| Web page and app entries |
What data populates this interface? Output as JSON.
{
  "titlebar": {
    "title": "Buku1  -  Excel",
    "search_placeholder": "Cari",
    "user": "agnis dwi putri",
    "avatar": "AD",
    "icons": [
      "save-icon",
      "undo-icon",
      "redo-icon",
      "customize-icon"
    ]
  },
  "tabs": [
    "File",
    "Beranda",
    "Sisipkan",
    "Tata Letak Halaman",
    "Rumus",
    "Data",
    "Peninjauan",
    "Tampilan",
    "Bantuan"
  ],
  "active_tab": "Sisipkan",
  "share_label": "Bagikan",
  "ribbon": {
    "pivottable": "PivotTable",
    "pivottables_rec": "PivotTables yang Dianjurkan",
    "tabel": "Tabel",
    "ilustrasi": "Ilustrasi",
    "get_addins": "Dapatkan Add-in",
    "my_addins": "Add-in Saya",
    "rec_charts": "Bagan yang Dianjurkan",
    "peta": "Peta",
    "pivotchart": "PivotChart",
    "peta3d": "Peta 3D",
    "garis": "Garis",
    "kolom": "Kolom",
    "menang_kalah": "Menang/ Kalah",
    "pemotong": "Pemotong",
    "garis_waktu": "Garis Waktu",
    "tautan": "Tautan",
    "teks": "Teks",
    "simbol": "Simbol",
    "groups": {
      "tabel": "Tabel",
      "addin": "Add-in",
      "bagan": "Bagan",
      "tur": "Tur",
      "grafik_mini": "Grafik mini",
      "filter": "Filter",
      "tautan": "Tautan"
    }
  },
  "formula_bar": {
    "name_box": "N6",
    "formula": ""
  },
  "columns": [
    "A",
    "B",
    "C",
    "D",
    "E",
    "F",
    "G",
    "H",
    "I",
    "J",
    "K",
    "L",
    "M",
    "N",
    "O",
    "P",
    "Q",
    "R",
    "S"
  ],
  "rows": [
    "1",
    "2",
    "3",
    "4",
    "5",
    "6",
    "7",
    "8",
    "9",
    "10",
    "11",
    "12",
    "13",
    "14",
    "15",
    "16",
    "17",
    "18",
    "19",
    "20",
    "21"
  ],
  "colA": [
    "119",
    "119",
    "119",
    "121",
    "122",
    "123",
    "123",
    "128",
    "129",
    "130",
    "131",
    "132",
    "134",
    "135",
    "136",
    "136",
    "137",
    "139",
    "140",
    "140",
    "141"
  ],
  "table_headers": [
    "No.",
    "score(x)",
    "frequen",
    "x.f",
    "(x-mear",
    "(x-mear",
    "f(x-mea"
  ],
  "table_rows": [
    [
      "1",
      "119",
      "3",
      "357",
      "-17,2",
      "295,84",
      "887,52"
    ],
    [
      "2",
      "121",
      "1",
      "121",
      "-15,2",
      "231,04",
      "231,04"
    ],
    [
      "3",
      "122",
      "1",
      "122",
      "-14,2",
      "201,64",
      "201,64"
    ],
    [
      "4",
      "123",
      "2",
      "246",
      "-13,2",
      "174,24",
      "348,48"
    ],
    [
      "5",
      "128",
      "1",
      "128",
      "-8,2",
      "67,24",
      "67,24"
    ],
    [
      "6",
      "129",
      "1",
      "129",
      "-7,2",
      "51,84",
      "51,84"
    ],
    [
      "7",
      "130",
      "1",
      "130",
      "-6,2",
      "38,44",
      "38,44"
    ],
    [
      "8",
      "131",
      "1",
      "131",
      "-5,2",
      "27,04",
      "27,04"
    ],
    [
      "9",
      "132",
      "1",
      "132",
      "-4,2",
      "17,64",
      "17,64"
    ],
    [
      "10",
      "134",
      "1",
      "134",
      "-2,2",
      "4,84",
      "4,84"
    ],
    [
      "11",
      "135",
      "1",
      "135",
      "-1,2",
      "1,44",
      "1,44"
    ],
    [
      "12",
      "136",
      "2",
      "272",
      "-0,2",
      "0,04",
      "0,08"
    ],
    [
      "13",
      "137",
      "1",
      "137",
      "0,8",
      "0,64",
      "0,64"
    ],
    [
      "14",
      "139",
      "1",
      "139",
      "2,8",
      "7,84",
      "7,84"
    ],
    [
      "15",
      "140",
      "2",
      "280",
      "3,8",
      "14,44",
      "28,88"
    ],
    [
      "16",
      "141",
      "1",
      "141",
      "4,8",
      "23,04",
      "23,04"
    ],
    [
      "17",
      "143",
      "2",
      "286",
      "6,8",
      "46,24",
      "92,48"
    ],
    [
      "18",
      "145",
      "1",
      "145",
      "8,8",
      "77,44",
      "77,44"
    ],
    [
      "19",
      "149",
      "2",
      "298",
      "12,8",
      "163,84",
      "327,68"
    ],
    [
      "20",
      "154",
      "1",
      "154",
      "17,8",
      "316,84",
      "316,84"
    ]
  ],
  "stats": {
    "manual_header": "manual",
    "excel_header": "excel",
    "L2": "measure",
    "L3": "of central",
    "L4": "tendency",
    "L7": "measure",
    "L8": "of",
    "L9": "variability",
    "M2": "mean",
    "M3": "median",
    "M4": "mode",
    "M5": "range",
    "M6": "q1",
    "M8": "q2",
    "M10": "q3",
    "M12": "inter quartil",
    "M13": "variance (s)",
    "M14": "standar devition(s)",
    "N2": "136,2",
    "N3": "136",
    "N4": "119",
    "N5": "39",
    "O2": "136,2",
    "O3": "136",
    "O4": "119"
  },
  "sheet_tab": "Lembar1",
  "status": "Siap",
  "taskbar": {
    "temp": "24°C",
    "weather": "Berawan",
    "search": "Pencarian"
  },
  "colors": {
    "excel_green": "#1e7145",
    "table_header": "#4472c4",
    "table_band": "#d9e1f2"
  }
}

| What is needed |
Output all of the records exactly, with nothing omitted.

| Response to the task |
What data populates this interface? Output as JSON.
{
  "titlebar": {
    "title": "Buku1  -  Excel",
    "search_placeholder": "Cari",
    "user": "agnis dwi putri",
    "avatar": "AD",
    "icons": [
      "save-icon",
      "undo-icon",
      "redo-icon",
      "customize-icon"
    ]
  },
  "tabs": [
    "File",
    "Beranda",
    "Sisipkan",
    "Tata Letak Halaman",
    "Rumus",
    "Data",
    "Peninjauan",
    "Tampilan",
    "Bantuan"
  ],
  "active_tab": "Sisipkan",
  "share_label": "Bagikan",
  "ribbon": {
    "pivottable": "PivotTable",
    "pivottables_rec": "PivotTables yang Dianjurkan",
    "tabel": "Tabel",
    "ilustrasi": "Ilustrasi",
    "get_addins": "Dapatkan Add-in",
    "my_addins": "Add-in Saya",
    "rec_charts": "Bagan yang Dianjurkan",
    "peta": "Peta",
    "pivotchart": "PivotChart",
    "peta3d": "Peta 3D",
    "garis": "Garis",
    "kolom": "Kolom",
    "menang_kalah": "Menang/ Kalah",
    "pemotong": "Pemotong",
    "garis_waktu": "Garis Waktu",
    "tautan": "Tautan",
    "teks": "Teks",
    "simbol": "Simbol",
    "groups": {
      "tabel": "Tabel",
      "addin": "Add-in",
      "bagan": "Bagan",
      "tur": "Tur",
      "grafik_mini": "Grafik mini",
      "filter": "Filter",
      "tautan": "Tautan"
    }
  },
  "formula_bar": {
    "name_box": "N6",
    "formula": ""
  },
  "columns": [
    "A",
    "B",
    "C",
    "D",
    "E",
    "F",
    "G",
    "H",
    "I",
    "J",
    "K",
    "L",
    "M",
    "N",
    "O",
    "P",
    "Q",
    "R",
    "S"
  ],
  "rows": [
    "1",
    "2",
    "3",
    "4",
    "5",
    "6",
    "7",
    "8",
    "9",
    "10",
    "11",
    "12",
    "13",
    "14",
    "15",
    "16",
    "17",
    "18",
    "19",
    "20",
    "21"
  ],
  "colA": [
    "119",
    "119",
    "119",
    "121",
    "122",
    "123",
    "123",
    "128",
    "129",
    "130",
    "131",
    "132",
    "134",
    "135",
    "136",
    "136",
    "137",
    "139",
    "140",
    "140",
    "141"
  ],
  "table_headers": [
    "No.",
    "score(x)",
    "frequen",
    "x.f",
    "(x-mear",
    "(x-mear",
    "f(x-mea"
  ],
  "table_rows": [
    [
      "1",
      "119",
      "3",
      "357",
      "-17,2",
      "295,84",
      "887,52"
    ],
    [
      "2",
      "121",
      "1",
      "121",
      "-15,2",
      "231,04",
      "231,04"
    ],
    [
      "3",
      "122",
      "1",
      "122",
      "-14,2",
      "201,64",
      "201,64"
    ],
    [
      "4",
      "123",
      "2",
      "246",
      "-13,2",
      "174,24",
      "348,48"
    ],
    [
      "5",
      "128",
      "1",
      "128",
      "-8,2",
      "67,24",
      "67,24"
    ],
    [
      "6",
      "129",
      "1",
      "129",
      "-7,2",
      "51,84",
      "51,84"
    ],
    [
      "7",
      "130",
      "1",
      "130",
      "-6,2",
      "38,44",
      "38,44"
    ],
    [
      "8",
      "131",
      "1",
      "131",
      "-5,2",
      "27,04",
      "27,04"
    ],
    [
      "9",
      "132",
      "1",
      "132",
      "-4,2",
      "17,64",
      "17,64"
    ],
    [
      "10",
      "134",
      "1",
      "134",
      "-2,2",
      "4,84",
      "4,84"
    ],
    [
      "11",
      "135",
      "1",
      "135",
      "-1,2",
      "1,44",
      "1,44"
    ],
    [
      "12",
      "136",
      "2",
      "272",
      "-0,2",
      "0,04",
      "0,08"
    ],
    [
      "13",
      "137",
      "1",
      "137",
      "0,8",
      "0,64",
      "0,64"
    ],
    [
      "14",
      "139",
      "1",
      "139",
      "2,8",
      "7,84",
      "7,84"
    ],
    [
      "15",
      "140",
      "2",
      "280",
      "3,8",
      "14,44",
      "28,88"
    ],
    [
      "16",
      "141",
      "1",
      "141",
      "4,8",
      "23,04",
      "23,04"
    ],
    [
      "17",
      "143",
      "2",
      "286",
      "6,8",
      "46,24",
      "92,48"
    ],
    [
      "18",
      "145",
      "1",
      "145",
      "8,8",
      "77,44",
      "77,44"
    ],
    [
      "19",
      "149",
      "2",
      "298",
      "12,8",
      "163,84",
      "327,68"
    ],
    [
      "20",
      "154",
      "1",
      "154",
      "17,8",
      "316,84",
      "316,84"
    ]
  ],
  "stats": {
    "manual_header": "manual",
    "excel_header": "excel",
    "L2": "measure",
    "L3": "of central",
    "L4": "tendency",
    "L7": "measure",
    "L8": "of",
    "L9": "variability",
    "M2": "mean",
    "M3": "median",
    "M4": "mode",
    "M5": "range",
    "M6": "q1",
    "M8": "q2",
    "M10": "q3",
    "M12": "inter quartil",
    "M13": "variance (s)",
    "M14": "standar devition(s)",
    "N2": "136,2",
    "N3": "136",
    "N4": "119",
    "N5": "39",
    "O2": "136,2",
    "O3": "136",
    "O4": "119"
  },
  "sheet_tab": "Lembar1",
  "status": "Siap",
  "taskbar": {
    "temp": "24°C",
    "weather": "Berawan",
    "search": "Pencarian"
  },
  "colors": {
    "excel_green": "#1e7145",
    "table_header": "#4472c4",
    "table_band": "#d9e1f2"
  }
}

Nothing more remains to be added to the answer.